The statement noted that at the same time that interest rates were trending up, there was a revival of international energy prices, with the price of West Texas Intermediate crude petroleum averaging US$52.40 per barrel over the first three weeks in January 2017 compared to US$39.40 per barrel in the first half of 2016.

The Central Bank also noted with respect to global trade: “While the firming of the US economy would pull up demand, there are signs that policy adjustments in the US could lead to a weakening of international trade flows over the short and possibly medium term.” The reference to policy adjustments in the US is believed to encompass the election of Donald Trump as US president and the perception that his policies may not be in favour of promoting global trade.

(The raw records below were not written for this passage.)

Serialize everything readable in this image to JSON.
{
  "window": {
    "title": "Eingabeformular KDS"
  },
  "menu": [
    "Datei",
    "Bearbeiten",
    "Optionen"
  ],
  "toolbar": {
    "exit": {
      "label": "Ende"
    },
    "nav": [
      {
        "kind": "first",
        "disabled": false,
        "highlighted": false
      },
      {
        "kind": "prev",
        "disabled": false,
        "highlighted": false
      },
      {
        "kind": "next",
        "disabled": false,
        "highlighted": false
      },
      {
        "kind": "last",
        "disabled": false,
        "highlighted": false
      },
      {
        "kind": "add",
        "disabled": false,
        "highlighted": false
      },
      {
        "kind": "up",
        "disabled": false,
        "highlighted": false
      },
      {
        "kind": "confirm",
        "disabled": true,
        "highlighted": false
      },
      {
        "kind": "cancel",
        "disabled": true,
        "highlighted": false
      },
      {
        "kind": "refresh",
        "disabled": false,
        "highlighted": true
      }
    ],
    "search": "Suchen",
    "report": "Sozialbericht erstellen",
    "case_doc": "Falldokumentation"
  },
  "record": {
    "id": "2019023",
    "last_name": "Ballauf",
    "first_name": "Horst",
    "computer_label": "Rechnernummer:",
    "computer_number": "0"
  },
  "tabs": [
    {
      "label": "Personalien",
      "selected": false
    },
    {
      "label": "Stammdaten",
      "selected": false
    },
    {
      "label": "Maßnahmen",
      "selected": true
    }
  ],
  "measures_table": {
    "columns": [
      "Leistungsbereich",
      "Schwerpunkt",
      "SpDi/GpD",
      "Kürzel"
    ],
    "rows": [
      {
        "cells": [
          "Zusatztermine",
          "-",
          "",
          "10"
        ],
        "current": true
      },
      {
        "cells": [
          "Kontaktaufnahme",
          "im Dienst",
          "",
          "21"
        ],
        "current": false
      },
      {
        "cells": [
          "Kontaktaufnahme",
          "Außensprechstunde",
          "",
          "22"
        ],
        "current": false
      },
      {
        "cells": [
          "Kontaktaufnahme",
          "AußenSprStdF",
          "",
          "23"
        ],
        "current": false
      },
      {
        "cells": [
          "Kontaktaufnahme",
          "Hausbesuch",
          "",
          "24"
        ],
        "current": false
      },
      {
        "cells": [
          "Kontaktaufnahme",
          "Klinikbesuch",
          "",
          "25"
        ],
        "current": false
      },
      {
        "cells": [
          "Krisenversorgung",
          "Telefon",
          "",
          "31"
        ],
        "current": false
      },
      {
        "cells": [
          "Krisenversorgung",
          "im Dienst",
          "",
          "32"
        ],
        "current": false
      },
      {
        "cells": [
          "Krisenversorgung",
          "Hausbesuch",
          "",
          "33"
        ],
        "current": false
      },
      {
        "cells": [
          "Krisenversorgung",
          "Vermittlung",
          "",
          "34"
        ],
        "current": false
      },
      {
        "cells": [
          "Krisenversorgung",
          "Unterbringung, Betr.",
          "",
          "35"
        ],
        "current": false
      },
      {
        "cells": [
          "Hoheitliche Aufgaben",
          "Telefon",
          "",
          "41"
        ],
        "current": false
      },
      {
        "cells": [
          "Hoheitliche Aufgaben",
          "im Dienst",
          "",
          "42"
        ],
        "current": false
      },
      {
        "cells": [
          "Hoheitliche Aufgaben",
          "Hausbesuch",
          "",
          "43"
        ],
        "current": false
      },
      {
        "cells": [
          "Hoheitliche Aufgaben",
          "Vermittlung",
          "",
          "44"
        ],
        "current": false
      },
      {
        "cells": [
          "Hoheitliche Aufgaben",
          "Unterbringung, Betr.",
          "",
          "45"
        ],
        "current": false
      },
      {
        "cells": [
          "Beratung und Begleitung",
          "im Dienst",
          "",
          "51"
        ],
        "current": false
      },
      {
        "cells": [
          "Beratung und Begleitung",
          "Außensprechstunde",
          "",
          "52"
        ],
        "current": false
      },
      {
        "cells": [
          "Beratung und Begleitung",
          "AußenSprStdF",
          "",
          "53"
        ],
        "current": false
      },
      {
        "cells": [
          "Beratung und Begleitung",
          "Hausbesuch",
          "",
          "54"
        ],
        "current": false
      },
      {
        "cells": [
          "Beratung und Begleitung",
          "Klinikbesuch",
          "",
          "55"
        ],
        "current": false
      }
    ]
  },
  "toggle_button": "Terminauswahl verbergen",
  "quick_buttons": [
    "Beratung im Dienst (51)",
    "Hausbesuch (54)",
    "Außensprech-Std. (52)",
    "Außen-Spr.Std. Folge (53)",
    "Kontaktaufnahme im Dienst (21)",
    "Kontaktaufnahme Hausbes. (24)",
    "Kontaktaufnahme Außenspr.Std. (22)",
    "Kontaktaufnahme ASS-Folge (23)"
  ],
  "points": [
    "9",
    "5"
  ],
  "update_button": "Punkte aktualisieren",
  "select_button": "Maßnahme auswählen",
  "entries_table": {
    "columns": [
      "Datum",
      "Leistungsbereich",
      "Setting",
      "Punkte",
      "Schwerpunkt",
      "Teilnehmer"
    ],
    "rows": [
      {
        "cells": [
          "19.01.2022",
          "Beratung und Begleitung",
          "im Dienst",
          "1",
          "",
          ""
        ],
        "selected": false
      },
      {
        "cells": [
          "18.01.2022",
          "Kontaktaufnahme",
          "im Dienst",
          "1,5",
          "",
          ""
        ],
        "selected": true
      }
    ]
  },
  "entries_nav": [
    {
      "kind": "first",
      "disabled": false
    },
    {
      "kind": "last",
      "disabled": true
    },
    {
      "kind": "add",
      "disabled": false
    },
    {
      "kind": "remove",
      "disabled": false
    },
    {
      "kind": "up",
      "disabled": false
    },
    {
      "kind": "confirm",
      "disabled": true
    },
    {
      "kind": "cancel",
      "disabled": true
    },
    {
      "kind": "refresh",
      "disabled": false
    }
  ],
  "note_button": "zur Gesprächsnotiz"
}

Domestically, the Central Bank said that available data showed that energy production declined markedly in 2016, due to a combination of factors including maturation of oil and gas fields and maintenance work which reduced gas feedstock to the downstream industries.

The Central Bank estimated that for the period October and November last year that oil production was 7.5 per cent lower than in the corresponding months of 2015, while natural gas output was 10.5 per cent lower.

It said, however, that the prospects for 2017 appear brighter and “both oil and gas output are expected to recover somewhat as new fields are put into operation and there are fewer stoppages for maintenance.”

Meanwhile, latest available data on retail sales, cement sales and production of mined aggregates, such as gravel and sand, suggest that the distribution and construction sectors remain very subdued.

Inflation continues to be low. On a year-on-year basis, headline inflation in November 2016 was 2.9 per cent, with core inflation at 2.1 per cent. On average, inflation in 2016 (January to November) measured 3.1 per cent, compared with 4.7 per cent for all of 2015.

Liquidity in the financial system has moderated, with commercial bank excess reserves at the Central Bank averaging just over $2 billion over the first half of January 2017 compared with $3.5 billion in the final quarter of 2016. Credit growth has also been moderate—credit by the consolidated financial system to the private sector grew by 3.8 per cent (year-on-year) in November 2016. This was slightly above the 3 per cent recorded in the previous month.

The Central Bank also noted that conditions in the foreign exchange market remained tight in early January 2017, with some reduction in trade demand from the end-of-year highs normally experienced in November and December.

“In balancing the considerations of the international financial dynamics and domestic economic performance and prospects evident in early 2017, the MPC decided to retain the repo rate at 4.75 per cent,” said the Central Bank.

The next Monetary Policy Announcement is scheduled for March 31, 2017.


Trinidad Guardian
Saturday January 28, 2017